Here’s the question:  is there some special social secret sauce that can dramatically improve results every time?  The answer is yes – sort of.  Here are three ideas:

1) Create the baseline, not the campaign: There needs to be an ongoing, low-level effort to grow engagement over the long term.  This baseline group of people are the ones who will amplify any specific campaign: the bigger the baseline, the greater the multiplier effect.  Of course, the objectives of any campaign should include to grow the baseline.

2) Three levels of engagement – Industry, Corporate, and Individual: The impact of any message – and the level of engagement – can be traced directly to the congruency between industry strategy, specific corporate Social Media strategy, and individual strategy. Too often, corporate Social Media campaigns neglect the impact that the employee group can make.  Or they duplicate (or ignore) what an industry association is doing.  Very often, industry associations have no idea what they could/should be doing, so they fail to move the needle in their market at all.  While it is not as “sexy” as designing a social media campaign, professional marketers must manage “up” and encourage industry initiatives, and manage “down” to empower/engage their own workforce.

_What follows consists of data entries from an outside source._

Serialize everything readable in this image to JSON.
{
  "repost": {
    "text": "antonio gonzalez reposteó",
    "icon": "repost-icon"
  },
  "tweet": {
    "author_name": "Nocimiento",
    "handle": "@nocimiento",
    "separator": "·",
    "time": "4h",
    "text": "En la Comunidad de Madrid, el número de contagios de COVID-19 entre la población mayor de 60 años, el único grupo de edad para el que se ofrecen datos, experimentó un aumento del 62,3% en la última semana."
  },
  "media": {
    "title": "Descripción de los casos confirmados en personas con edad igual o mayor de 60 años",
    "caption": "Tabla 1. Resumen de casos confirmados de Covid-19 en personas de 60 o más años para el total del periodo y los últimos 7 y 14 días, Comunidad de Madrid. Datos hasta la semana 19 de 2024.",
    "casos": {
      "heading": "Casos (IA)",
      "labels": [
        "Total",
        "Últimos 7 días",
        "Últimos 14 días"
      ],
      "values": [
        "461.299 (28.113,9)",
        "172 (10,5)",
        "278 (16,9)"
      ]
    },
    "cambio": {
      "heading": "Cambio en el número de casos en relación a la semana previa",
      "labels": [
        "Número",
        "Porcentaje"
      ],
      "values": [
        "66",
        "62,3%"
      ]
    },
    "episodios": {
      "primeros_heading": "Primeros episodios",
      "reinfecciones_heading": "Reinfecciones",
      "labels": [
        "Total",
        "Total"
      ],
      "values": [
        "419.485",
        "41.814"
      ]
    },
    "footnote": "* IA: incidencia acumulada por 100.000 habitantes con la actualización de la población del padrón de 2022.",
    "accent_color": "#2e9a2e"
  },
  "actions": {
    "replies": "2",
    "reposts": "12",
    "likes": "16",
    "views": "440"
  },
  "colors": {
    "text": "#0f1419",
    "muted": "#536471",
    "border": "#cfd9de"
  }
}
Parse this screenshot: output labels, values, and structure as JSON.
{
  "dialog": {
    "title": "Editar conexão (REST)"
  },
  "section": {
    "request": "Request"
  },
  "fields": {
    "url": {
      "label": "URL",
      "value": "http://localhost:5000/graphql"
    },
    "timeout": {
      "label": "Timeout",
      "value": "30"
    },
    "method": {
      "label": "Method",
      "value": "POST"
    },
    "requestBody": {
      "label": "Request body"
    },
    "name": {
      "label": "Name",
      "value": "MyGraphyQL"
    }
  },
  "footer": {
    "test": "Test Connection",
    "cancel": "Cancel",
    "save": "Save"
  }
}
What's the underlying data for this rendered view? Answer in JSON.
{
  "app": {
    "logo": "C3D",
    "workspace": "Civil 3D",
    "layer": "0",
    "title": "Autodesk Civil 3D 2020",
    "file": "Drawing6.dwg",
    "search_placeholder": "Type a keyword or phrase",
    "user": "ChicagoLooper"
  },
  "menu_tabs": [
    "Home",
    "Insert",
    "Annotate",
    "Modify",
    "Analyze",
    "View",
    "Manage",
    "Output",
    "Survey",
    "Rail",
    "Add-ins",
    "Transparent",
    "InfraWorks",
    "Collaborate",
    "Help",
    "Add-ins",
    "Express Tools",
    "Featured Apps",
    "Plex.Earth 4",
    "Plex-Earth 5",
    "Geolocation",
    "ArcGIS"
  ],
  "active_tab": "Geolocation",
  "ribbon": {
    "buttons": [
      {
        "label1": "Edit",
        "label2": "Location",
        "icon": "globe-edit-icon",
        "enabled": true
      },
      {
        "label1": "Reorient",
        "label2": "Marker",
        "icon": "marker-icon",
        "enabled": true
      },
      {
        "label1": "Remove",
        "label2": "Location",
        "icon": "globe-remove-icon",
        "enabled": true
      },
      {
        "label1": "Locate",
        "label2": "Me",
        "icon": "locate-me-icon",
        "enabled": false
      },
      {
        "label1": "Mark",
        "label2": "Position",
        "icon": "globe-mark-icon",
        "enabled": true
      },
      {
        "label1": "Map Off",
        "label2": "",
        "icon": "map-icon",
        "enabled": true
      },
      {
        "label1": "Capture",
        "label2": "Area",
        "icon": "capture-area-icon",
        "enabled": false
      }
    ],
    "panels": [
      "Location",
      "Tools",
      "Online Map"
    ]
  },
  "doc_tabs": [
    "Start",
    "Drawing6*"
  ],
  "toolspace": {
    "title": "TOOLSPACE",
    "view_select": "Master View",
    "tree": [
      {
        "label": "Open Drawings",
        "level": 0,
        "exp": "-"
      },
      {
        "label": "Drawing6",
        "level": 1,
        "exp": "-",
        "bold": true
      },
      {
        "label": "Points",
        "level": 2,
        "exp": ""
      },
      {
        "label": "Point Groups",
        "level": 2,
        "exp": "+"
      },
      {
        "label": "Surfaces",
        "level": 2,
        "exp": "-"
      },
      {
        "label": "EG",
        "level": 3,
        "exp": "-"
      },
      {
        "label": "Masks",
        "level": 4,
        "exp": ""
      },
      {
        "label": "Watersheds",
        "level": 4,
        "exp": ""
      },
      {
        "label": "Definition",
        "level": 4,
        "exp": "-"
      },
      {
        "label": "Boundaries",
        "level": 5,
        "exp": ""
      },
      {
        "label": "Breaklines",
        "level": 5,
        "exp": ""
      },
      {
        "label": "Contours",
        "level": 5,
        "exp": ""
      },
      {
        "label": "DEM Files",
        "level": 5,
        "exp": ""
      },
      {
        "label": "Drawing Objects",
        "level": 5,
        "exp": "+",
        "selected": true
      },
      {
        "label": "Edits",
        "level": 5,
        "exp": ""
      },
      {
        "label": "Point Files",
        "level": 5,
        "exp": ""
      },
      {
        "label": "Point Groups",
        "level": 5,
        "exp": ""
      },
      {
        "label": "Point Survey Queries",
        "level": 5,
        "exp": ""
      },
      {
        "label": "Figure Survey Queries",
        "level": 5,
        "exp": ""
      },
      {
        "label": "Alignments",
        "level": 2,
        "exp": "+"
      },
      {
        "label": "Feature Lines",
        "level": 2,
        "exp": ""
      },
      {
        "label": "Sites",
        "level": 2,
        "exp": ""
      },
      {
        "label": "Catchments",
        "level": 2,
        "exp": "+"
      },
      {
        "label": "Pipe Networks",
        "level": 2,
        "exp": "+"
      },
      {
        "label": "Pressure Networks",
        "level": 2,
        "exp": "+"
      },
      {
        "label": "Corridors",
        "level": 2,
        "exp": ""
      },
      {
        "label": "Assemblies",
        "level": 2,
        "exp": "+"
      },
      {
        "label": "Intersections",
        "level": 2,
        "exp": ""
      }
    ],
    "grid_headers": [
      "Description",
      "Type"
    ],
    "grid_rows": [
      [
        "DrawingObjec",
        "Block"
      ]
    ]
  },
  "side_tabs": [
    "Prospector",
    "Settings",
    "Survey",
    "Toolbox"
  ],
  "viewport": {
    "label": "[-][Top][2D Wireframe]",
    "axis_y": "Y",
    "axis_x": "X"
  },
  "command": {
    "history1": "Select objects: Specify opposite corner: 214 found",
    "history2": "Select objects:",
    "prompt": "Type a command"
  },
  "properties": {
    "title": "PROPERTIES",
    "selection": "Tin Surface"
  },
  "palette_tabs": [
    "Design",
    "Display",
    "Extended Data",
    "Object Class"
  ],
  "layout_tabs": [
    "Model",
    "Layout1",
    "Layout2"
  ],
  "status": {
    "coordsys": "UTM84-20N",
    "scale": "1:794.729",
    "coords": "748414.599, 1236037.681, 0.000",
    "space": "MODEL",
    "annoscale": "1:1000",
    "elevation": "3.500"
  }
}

3) Don’t chase the shiny object: Just about anything is possible, but too often organizations are seduced by the new.  They forget to tie their Social Media investment directly back to their business objectives: what impact will the initiative have on new leads, sales, customer service, new candidate recruitment, etc?  Starting with a goal in mind is a great way to focus on results, instead of the shiny object.

There are other ingredients in the secret sauce, but these three go a long way to amplifying the message, and leveraging the investment.

This week’s action plan: Think of the three levels of engagement, and how you are personally using Social Media.  Are you using the tools as a professional, or only for entertainment?  This week, look for the discussion groups, wikis, and blogs that will move your career forward in your area of expertise, and spend some time there.  Hint:  Check your professional association and your corporate Social Media sites – if they’re doing their jobs, this is a great place to start.

Note: The Make It Happen Tipsheet is also available by email. Go to to register.

Randall Craig